Jariene E, Vaitkeviciene N, Danilcenko H, Gajewski M, Chupakhina G, Fedurajev P, Ingold R. Influence of biodynamic preparations on the quality indices and antioxidant compounds content in the tubers of coloured potatoes (Solanum tuberosum L.). Notulae Botanicae Horti Agrobotanici Cluj-Napoca. 2015 Dec 10;43(2):392-7.

2.-

Sepelev I, Galoburda R. Industrial potato peel waste application in food production: a review. Res Rural Dev. 2015 May;1:130-6.

3.-
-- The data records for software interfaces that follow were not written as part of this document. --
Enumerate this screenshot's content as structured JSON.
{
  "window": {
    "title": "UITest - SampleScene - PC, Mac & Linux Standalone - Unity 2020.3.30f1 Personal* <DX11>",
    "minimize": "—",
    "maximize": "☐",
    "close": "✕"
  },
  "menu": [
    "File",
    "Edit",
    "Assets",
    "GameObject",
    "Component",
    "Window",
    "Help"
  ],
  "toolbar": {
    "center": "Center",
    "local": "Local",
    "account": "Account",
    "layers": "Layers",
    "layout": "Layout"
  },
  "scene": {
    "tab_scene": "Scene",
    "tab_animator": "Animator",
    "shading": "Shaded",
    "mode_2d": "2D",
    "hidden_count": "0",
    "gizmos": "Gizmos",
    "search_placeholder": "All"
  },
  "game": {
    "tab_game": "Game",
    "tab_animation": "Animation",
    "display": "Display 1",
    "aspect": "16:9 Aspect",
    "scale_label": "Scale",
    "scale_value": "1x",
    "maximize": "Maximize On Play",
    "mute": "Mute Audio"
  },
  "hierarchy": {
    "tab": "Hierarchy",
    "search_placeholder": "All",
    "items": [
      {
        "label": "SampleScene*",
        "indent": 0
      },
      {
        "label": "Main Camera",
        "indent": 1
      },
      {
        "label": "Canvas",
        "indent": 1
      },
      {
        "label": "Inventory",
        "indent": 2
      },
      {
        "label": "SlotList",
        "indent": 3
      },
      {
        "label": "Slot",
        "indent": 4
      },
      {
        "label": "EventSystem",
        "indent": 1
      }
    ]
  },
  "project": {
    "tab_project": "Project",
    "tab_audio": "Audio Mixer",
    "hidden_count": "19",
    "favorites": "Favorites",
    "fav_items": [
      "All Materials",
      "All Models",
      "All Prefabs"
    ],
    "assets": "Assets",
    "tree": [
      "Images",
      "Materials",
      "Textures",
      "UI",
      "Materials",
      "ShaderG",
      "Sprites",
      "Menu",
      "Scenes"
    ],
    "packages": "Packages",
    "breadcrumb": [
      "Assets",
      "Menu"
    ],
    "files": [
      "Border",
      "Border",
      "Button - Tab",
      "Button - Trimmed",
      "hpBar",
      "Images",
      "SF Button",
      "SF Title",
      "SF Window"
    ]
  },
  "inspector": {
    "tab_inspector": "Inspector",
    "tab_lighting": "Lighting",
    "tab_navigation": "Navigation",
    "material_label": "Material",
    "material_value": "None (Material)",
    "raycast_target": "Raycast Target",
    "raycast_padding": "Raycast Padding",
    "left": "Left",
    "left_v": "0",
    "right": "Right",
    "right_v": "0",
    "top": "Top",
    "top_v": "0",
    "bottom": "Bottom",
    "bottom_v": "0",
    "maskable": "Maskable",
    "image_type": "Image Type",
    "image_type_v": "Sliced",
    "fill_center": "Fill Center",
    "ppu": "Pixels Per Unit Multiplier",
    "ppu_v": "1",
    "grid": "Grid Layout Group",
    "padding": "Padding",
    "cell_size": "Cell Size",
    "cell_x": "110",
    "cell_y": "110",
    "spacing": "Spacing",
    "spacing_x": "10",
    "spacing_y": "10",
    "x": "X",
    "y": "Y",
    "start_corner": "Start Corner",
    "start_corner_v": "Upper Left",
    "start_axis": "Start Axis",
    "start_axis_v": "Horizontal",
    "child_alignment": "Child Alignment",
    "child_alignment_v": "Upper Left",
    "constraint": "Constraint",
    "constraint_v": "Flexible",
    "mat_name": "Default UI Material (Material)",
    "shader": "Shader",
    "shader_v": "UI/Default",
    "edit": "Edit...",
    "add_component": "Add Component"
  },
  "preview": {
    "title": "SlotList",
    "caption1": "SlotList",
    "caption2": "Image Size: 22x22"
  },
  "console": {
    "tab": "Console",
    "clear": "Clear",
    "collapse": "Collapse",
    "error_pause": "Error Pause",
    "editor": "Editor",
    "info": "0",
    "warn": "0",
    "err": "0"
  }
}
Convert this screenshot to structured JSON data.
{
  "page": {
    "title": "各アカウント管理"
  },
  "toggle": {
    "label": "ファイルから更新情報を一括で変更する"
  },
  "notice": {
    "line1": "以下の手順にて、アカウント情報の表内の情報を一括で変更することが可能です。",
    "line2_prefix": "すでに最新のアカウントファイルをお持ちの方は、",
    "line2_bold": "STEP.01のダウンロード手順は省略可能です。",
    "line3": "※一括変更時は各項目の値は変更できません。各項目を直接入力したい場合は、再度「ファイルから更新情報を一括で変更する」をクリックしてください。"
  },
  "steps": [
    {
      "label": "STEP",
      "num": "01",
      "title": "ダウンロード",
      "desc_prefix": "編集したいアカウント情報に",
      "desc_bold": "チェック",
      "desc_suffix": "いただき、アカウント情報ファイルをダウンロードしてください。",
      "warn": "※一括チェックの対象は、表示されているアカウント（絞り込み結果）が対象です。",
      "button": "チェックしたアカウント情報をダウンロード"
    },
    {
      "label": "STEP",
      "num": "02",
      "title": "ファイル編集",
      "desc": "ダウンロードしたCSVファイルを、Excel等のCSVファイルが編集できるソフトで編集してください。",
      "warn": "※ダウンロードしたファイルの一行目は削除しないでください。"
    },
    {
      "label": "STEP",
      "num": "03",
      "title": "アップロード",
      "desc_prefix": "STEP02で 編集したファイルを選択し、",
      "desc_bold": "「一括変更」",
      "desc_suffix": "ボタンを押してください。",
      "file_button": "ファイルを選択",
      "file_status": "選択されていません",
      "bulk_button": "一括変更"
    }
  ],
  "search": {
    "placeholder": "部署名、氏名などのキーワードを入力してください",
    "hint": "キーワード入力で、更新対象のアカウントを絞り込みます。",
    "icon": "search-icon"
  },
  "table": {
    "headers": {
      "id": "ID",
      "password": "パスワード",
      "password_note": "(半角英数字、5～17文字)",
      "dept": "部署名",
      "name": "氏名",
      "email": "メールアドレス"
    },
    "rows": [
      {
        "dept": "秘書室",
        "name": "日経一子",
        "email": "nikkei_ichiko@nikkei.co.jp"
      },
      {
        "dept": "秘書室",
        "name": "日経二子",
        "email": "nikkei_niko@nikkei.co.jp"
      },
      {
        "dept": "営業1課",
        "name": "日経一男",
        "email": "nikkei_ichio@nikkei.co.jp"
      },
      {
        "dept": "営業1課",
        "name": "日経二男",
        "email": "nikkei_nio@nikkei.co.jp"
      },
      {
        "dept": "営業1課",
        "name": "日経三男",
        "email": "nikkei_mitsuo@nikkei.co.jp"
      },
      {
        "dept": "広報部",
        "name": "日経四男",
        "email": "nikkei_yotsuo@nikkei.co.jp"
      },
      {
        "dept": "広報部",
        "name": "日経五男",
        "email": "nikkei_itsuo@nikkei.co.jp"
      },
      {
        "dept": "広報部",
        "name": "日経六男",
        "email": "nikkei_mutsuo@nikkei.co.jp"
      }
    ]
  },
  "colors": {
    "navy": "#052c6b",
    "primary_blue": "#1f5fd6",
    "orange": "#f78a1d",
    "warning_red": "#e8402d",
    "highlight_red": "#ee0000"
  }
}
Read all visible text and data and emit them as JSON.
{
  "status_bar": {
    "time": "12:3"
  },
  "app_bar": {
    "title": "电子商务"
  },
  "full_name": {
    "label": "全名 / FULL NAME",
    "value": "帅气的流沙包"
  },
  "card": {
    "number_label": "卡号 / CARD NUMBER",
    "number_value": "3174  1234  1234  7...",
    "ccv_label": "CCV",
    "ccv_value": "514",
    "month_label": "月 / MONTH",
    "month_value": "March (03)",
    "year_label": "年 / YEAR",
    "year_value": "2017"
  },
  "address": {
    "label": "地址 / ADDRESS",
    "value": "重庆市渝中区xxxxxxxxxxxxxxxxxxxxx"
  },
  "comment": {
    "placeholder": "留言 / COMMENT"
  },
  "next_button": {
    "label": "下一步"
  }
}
Rodríguez-Martínez B, Gullón B, Yáñez R. Identification and Recovery of Valuable Bioactive Compounds from Potato Peels: A Comprehensive Review. Antioxidants [Internet] 2021;10(10):1630. Available from: http://dx.doi.org/10.3390/antiox10101630

4.-

Variety information [Internet]. Uidaho.edu. [cited 2023 Sep 26]. Available from: https://www.uidaho.edu/cals/potatoes/varieties

5.-

Zarka KA, Kells DC, Douches DS, Robin Buell C. In Your Home Garden [Internet]. Msu.edu. [cited 2023 Sep 26]. Available from: https://www.canr.msu.edu/uploads/files/growingpotatoes.pdf

6.-

Taiyeba N, Gupta A, Verma T. Utilization of Sweet Potato Peels and Potato Peels for the Department of Value Added Food Products. Int. J. Curr. Microbiol. App. Sci. 2020;9(10):546-3.